Martin’s book questions the assumption that alcohol was a cause of violence in traditional Europe (1300 to 1700), or at least in England, France, and Italy, which comprise his primary focus. Although difficult to measure exactly, violence and alcohol consumption seem to have been more pronounced in traditional Europe than in the modern Western world. Despite modern studies that strongly suggest otherwise, however, Martin argues that alcohol and violence had no intrinsic correlation during the period in question.
Martin’s fundamental assumption, drawn from anthropological literature, is that drunken behavior is learned behavior and that alcohol does not trigger a pharmacological effect that naturally produces aggression in humans. Traditional Europe associated alcohol with conviviality, social bonding, and celebration, due in large part to the numerous ecclesiastical holidays and occasions celebrated with drink. In England, which had the greatest choice of alcoholic beverages—ale, beer, wine, and cider—these opportunities declined with the Reformation; condemnations of drunkenness peaked with the rise of Puritanism, which went so far as to criminalize drinking. Catholic Italy, in contrast, had almost no tradition of moral outrage about drinking; Italians consumed unparalleled quantities of alcohol, mostly in the form of wine.
Martin reports that men were largely responsible for violence and that they committed a disproportionate amount of it in alehouses. Yet he maintains that the violence associated with alehouses had less to do [End Page 441] with drinking than with male honor, which was frequently a source of competition in such routine social settings. Because drinking was not confined to alehouses, it could hardly have been the culprit; drinking at home and at work, the other primary places of association, did not carry the same results. Moreover, the strong association of drinking with sociability and celebration may actually have limited violence by drinkers.
Because Martin relies only on printed published sources and not archival ones, his book is ultimately problematical.

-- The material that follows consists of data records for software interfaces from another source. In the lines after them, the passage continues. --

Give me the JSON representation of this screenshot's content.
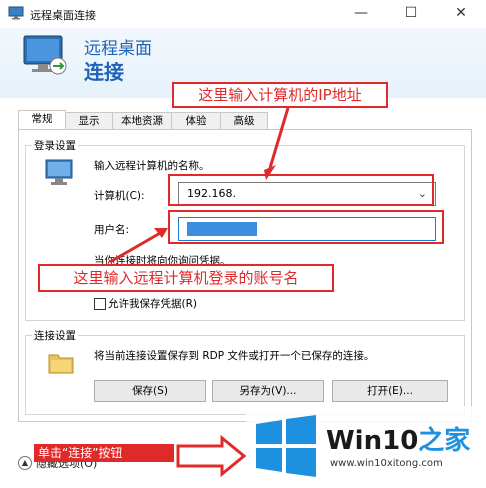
{
  "window": {
    "title": "远程桌面连接",
    "minimize": "—",
    "maximize": "☐",
    "close": "✕"
  },
  "header": {
    "line1": "远程桌面",
    "line2": "连接"
  },
  "tabs": [
    {
      "label": "常规"
    },
    {
      "label": "显示"
    },
    {
      "label": "本地资源"
    },
    {
      "label": "体验"
    },
    {
      "label": "高级"
    }
  ],
  "login": {
    "group_label": "登录设置",
    "prompt": "输入远程计算机的名称。",
    "computer_label": "计算机(C):",
    "computer_value": "192.168.",
    "username_label": "用户名:",
    "username_value": "",
    "note": "当你连接时将向你询问凭据。",
    "save_credentials_label": "允许我保存凭据(R)"
  },
  "connection": {
    "group_label": "连接设置",
    "desc": "将当前连接设置保存到 RDP 文件或打开一个已保存的连接。",
    "save_btn": "保存(S)",
    "saveas_btn": "另存为(V)...",
    "open_btn": "打开(E)..."
  },
  "footer": {
    "hide_options": "隐藏选项(O)",
    "connect_annotation": "单击“连接”按钮"
  },
  "annotations": {
    "ip_hint": "这里输入计算机的IP地址",
    "user_hint": "这里输入远程计算机登录的账号名"
  },
  "watermark": {
    "brand": "Win10",
    "brand_suffix": "之家",
    "url": "www.win10xitong.com"
  },
  "colors": {
    "accent_blue": "#1f63b8",
    "annotation_red": "#e02a2a",
    "win_blue": "#1e90e0"
  }
}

Since most of his evidence is from England, he gives undue weight to isolated French and Italian anecdotes. Having argued that Italy, France, and England had different drinking cultures, religions, and attitudes toward drinking, can he assume that they had similar attitudes toward male honor, violence, and law enforcement? He needs comparable analysis of French and Italian court rolls to substantiate his conclusions. Moreover, the resort to court rolls alone for evidence about alehouses may well expose the violence that occurred in them, but it cannot prove that alehouses were inherently violent places. Martin’s claim that male honor was a major contributor to violence, and that alehouses were incidental accomplices, is intriguing, but further analysis of masculinity in these three different cultures is necessary to prove the point.